In a call with investors last week, the outgoing CEO of Dick's Sporting Goods, Ed Stack, announced a new initiative for his company, set to begin in the latter half of next year. As early as August 2021, Dick's plans to open two outdoor-only retail concepts, called Public Lands, in Pittsburgh and Columbus, Ohio. As the company's current president, Lauren Hobart, transitions to the role of CEO in early 2021, Stack will shift his focus to spearheading the project and overseeing growth in a new category Dick's plans to pursue next year and beyond: specialized, technical outdoor gear.
The new stores will move into two existing locations of Field & Stream, the hook and bullet arm of Dick's with 23 stores across the U.S. The move aligns with the company's gradual exit from the hunting space—a change that has accelerated since the Parkland, Florida, mass shooting in 2018. Immediately after that event, Dick's stopped selling assault rifles at Field & Stream. Over the past two years, the company has downscaled its hunting departments at stores across the country.
"As we look to exit out of Field & Stream and the firearm business, one of the places where we think there's a great opportunity is the outdoors," Stack said on the call last week.
Stack said the new stores will be "different than what you would see with REI," and that Public Lands plans to "carve out a different niche" in the space, though he didn't specify exactly how the company will do that. He did make it clear that Public Lands will offer a different class of outdoor gear than what is currently found in Dick's.

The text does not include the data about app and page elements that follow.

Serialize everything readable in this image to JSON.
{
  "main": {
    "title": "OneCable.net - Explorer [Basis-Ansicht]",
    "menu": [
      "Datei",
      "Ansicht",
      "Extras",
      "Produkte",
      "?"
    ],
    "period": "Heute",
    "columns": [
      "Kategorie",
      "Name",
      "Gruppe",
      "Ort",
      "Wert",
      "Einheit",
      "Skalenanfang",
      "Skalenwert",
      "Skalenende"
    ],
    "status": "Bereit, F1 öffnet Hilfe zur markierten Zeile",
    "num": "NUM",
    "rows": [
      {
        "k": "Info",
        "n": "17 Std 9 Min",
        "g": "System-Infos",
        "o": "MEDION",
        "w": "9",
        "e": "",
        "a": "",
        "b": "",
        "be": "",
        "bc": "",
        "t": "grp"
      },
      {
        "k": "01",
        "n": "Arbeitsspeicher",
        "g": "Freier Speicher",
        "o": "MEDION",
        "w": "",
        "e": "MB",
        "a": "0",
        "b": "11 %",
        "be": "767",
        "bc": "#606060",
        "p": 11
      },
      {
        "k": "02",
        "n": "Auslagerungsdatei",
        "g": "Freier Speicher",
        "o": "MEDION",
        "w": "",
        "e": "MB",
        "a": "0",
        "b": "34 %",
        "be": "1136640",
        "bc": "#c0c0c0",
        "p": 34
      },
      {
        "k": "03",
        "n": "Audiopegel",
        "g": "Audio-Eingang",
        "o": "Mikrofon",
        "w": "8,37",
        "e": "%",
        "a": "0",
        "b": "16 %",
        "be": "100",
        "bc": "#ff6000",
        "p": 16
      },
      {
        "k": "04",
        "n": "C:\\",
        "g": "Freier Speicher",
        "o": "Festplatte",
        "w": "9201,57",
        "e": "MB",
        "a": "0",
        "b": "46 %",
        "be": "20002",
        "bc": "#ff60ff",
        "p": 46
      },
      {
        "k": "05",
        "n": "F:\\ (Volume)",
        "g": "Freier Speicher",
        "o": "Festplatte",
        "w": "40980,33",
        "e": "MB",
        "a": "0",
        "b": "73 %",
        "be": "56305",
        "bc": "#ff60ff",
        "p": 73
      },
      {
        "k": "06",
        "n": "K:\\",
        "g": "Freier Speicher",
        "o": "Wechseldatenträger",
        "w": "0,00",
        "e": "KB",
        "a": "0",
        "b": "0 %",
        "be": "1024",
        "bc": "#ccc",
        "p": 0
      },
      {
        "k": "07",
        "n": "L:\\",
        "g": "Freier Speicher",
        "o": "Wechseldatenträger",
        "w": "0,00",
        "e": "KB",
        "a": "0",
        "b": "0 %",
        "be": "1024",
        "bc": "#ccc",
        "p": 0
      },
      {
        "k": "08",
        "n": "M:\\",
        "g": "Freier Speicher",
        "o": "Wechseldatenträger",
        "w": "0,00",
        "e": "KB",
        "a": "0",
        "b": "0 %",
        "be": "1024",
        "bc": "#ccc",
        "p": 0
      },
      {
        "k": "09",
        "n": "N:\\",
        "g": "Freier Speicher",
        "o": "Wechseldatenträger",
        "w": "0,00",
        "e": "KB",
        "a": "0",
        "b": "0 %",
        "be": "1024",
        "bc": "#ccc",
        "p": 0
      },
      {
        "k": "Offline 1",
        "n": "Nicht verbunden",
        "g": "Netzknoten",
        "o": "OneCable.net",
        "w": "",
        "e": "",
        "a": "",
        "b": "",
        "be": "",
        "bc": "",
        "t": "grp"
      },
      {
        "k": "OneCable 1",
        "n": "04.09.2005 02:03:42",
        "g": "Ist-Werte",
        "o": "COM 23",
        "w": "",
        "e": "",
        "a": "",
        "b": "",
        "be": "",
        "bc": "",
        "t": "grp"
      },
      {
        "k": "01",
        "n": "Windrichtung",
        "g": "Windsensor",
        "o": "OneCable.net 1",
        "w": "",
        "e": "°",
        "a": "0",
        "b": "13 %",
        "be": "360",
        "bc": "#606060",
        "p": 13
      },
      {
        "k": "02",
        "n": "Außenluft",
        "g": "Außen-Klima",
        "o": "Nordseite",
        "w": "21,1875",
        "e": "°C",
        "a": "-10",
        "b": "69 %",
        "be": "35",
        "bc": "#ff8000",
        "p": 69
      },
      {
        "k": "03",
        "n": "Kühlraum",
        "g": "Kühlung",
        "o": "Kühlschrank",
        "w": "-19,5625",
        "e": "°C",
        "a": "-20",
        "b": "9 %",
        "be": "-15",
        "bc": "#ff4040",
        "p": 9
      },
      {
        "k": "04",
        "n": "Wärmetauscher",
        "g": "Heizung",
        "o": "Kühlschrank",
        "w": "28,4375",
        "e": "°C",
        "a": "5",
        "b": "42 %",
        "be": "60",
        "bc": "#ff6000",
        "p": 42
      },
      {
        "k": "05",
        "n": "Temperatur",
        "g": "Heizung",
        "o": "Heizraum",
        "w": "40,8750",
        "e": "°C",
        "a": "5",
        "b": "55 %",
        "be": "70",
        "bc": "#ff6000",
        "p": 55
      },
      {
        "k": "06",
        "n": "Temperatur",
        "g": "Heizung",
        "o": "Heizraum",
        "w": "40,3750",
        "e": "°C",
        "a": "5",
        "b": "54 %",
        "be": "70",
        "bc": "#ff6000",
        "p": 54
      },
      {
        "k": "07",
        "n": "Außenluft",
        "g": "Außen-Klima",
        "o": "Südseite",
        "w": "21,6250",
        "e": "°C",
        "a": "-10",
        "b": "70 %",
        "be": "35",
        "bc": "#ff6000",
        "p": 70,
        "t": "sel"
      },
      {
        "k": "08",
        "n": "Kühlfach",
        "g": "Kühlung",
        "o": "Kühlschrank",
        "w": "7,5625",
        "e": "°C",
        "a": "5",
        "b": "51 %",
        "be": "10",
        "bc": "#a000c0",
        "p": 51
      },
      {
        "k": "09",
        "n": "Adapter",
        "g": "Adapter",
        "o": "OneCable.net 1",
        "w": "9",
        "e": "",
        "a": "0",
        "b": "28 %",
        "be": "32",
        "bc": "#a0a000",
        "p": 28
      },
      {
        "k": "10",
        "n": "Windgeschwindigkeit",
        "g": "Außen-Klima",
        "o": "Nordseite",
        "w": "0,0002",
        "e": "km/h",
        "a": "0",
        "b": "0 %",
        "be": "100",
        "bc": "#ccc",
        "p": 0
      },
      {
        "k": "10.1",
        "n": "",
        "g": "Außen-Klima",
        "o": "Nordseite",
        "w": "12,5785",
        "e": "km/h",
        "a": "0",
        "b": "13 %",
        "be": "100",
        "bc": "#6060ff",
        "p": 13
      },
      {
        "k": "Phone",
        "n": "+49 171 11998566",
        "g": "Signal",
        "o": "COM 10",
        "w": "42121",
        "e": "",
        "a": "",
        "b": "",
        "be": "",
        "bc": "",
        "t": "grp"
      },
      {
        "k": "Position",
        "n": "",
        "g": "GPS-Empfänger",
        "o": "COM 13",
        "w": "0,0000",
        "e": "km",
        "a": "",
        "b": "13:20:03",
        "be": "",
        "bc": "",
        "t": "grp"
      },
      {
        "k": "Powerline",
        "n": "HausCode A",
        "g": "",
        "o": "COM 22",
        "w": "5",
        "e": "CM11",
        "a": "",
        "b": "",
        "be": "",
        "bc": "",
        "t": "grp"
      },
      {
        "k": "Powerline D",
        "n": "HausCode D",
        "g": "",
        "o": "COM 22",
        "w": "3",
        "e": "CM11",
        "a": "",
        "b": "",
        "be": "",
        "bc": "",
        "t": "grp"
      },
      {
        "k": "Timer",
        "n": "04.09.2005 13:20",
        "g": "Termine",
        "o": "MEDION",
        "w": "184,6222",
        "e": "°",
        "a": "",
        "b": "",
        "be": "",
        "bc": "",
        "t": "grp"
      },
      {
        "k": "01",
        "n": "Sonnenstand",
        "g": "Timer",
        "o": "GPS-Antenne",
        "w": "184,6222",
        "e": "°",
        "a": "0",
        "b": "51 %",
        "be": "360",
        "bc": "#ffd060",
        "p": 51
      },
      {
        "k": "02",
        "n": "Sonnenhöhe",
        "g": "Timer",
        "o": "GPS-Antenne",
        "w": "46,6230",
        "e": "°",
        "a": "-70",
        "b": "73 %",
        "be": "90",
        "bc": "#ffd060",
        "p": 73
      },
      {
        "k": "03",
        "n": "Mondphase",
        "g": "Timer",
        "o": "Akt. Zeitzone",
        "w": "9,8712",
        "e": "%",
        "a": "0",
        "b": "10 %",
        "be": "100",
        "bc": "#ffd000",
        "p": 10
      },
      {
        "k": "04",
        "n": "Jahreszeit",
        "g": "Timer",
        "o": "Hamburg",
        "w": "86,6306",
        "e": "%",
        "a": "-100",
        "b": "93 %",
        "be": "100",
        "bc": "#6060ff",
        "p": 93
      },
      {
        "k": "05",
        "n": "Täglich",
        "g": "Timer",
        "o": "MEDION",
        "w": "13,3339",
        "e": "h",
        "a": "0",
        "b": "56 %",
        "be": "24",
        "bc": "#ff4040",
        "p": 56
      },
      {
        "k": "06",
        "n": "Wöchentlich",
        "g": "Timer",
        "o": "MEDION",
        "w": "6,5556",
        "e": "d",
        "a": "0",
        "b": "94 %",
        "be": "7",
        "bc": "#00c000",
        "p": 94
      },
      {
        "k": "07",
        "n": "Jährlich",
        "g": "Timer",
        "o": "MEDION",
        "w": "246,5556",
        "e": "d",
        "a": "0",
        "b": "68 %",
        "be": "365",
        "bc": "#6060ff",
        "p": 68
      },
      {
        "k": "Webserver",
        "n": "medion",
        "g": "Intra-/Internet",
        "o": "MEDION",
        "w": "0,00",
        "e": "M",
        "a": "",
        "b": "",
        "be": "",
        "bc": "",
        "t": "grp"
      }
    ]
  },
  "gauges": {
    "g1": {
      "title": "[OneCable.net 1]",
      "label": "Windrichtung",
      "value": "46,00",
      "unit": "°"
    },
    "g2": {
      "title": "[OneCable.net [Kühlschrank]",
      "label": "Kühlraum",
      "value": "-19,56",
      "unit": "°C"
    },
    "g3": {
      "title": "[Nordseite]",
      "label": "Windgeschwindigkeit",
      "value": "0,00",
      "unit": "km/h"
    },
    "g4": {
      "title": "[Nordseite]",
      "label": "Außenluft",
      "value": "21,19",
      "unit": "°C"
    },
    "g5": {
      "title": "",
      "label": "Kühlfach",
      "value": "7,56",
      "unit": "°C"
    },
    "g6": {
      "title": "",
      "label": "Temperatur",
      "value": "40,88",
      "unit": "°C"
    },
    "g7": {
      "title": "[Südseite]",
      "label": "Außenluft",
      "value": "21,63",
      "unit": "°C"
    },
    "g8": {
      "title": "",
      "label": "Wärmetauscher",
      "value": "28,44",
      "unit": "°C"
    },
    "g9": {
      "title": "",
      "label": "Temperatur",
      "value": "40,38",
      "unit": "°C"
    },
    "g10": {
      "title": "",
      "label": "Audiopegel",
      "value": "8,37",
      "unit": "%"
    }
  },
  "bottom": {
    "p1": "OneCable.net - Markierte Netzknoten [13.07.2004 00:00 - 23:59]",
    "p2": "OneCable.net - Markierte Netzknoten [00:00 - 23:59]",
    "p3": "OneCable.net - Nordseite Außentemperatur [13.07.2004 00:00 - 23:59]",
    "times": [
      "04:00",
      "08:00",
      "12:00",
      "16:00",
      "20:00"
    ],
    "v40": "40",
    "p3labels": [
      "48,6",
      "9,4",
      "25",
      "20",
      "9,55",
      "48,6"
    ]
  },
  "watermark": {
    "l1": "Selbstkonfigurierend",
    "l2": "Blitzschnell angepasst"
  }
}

"It will be very different than what we do at Dick's today," Stack said. "Our camping category [at Dick's] is a bit more backyard camping, if you will. This will be much more elevated. We think that the overlap between the products that we carry in this new concept and the products we carry in Dick's will be somewhere around 20 percent, maybe a little bit less. But this will be more elevated equipment—elevated price points, elevated brands, elevated service."
Reaction from the outdoor retail community
Some professionals in the outdoor industry are skeptical about the project's potential, to say the least.
"To me, I see this as a large corporation taking advantage of short-term economic indicators," said Rich Hill, president of Grassroots Outdoor Alliance. "Outdoor retail is much more than putting a good product on the shelf at a good price. It requires expertise. You need to know how to fit packs, where the local trails are, how to select boots for different people's feet. Developing that expertise is step one. Opening a store should be the very last thing you do, not the first."
Hill noted that this isn't the first time Dick's has tried to break into specialty outdoor retail. In 2004, the company acquired the now-defunct outdoor chain Galyan's Trading Company. When Dick's bought the company, it had 47 stores in 21 states. Now, it's little more than a distant memory among retailers.
"The reason that Galyan’s failed is the same reason I think this new project is going to fail," Hill said. "You need to understand outdoor to sell outdoor. I want to know what Dick's is going to do differently this time. My hope is they’re treating this seriously and they’re committed to developing that expertise, but who knows."
One of the new Public Lands stores will likely open in August of next year, followed by the second in October, Stack said, though he didn't specify which is which, or give exact dates. He did say that part of the new stores' mission will be to protect public lands and the environment, as well as to drive new bottom-line growth for Dick's.
"We couldn't be more excited about it and we'll be happy to provide some more detail when we get [the stores] opened early next fall. But we think that there's a real opportunity here for a real growth vehicle," Stack said.
Hill said he's waiting to see what the stores look and feel like before deciding whether independent retailers in Pittsburgh and Columbus have anything to worry about.
"It all comes down to the knowledge they bring. If I walk in there and say I’m going camping in 20-degree weather and they try to sell me a 20-degree sleeping bag, I'll know for sure they’re going to fail," he said.
A full transcript of the call and Stack's comments is available here.